■ Records provided:
***
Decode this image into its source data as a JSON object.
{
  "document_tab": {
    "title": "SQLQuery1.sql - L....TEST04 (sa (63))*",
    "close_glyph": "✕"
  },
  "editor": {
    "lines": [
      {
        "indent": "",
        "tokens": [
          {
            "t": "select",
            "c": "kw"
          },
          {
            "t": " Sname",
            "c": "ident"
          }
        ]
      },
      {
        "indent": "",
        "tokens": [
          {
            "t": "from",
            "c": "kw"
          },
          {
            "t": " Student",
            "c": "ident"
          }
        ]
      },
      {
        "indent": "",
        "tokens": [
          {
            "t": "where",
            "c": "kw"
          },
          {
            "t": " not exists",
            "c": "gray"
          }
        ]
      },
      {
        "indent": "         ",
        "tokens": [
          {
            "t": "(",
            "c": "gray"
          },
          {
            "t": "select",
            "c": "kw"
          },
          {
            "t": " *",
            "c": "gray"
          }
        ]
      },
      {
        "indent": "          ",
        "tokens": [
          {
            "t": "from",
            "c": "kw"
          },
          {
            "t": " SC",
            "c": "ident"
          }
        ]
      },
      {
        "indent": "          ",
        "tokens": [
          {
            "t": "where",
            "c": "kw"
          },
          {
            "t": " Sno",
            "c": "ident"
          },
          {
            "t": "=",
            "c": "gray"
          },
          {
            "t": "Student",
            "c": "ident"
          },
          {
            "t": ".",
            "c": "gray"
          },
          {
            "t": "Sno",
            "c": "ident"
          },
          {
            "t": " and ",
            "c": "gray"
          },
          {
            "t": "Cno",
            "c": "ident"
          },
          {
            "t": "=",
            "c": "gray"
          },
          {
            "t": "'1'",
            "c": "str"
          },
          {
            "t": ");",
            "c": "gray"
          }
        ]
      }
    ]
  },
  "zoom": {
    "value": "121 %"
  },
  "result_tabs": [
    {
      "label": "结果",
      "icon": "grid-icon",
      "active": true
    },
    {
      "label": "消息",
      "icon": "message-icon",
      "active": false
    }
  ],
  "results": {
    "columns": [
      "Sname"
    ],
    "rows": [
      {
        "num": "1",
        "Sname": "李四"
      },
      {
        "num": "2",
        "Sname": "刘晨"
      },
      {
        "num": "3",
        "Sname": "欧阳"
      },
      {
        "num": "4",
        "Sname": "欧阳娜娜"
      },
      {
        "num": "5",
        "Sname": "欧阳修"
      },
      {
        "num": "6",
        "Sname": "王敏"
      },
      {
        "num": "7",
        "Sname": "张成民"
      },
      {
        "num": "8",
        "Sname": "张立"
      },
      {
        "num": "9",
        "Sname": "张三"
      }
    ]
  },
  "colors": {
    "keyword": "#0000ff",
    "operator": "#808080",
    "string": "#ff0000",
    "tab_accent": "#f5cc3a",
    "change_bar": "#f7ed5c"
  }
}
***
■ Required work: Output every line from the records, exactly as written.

■ Solution for this problem:
Decode this image into its source data as a JSON object.
{
  "document_tab": {
    "title": "SQLQuery1.sql - L....TEST04 (sa (63))*",
    "close_glyph": "✕"
  },
  "editor": {
    "lines": [
      {
        "indent": "",
        "tokens": [
          {
            "t": "select",
            "c": "kw"
          },
          {
            "t": " Sname",
            "c": "ident"
          }
        ]
      },
      {
        "indent": "",
        "tokens": [
          {
            "t": "from",
            "c": "kw"
          },
          {
            "t": " Student",
            "c": "ident"
          }
        ]
      },
      {
        "indent": "",
        "tokens": [
          {
            "t": "where",
            "c": "kw"
          },
          {
            "t": " not exists",
            "c": "gray"
          }
        ]
      },
      {
        "indent": "         ",
        "tokens": [
          {
            "t": "(",
            "c": "gray"
          },
          {
            "t": "select",
            "c": "kw"
          },
          {
            "t": " *",
            "c": "gray"
          }
        ]
      },
      {
        "indent": "          ",
        "tokens": [
          {
            "t": "from",
            "c": "kw"
          },
          {
            "t": " SC",
            "c": "ident"
          }
        ]
      },
      {
        "indent": "          ",
        "tokens": [
          {
            "t": "where",
            "c": "kw"
          },
          {
            "t": " Sno",
            "c": "ident"
          },
          {
            "t": "=",
            "c": "gray"
          },
          {
            "t": "Student",
            "c": "ident"
          },
          {
            "t": ".",
            "c": "gray"
          },
          {
            "t": "Sno",
            "c": "ident"
          },
          {
            "t": " and ",
            "c": "gray"
          },
          {
            "t": "Cno",
            "c": "ident"
          },
          {
            "t": "=",
            "c": "gray"
          },
          {
            "t": "'1'",
            "c": "str"
          },
          {
            "t": ");",
            "c": "gray"
          }
        ]
      }
    ]
  },
  "zoom": {
    "value": "121 %"
  },
  "result_tabs": [
    {
      "label": "结果",
      "icon": "grid-icon",
      "active": true
    },
    {
      "label": "消息",
      "icon": "message-icon",
      "active": false
    }
  ],
  "results": {
    "columns": [
      "Sname"
    ],
    "rows": [
      {
        "num": "1",
        "Sname": "李四"
      },
      {
        "num": "2",
        "Sname": "刘晨"
      },
      {
        "num": "3",
        "Sname": "欧阳"
      },
      {
        "num": "4",
        "Sname": "欧阳娜娜"
      },
      {
        "num": "5",
        "Sname": "欧阳修"
      },
      {
        "num": "6",
        "Sname": "王敏"
      },
      {
        "num": "7",
        "Sname": "张成民"
      },
      {
        "num": "8",
        "Sname": "张立"
      },
      {
        "num": "9",
        "Sname": "张三"
      }
    ]
  },
  "colors": {
    "keyword": "#0000ff",
    "operator": "#808080",
    "string": "#ff0000",
    "tab_accent": "#f5cc3a",
    "change_bar": "#f7ed5c"
  }
}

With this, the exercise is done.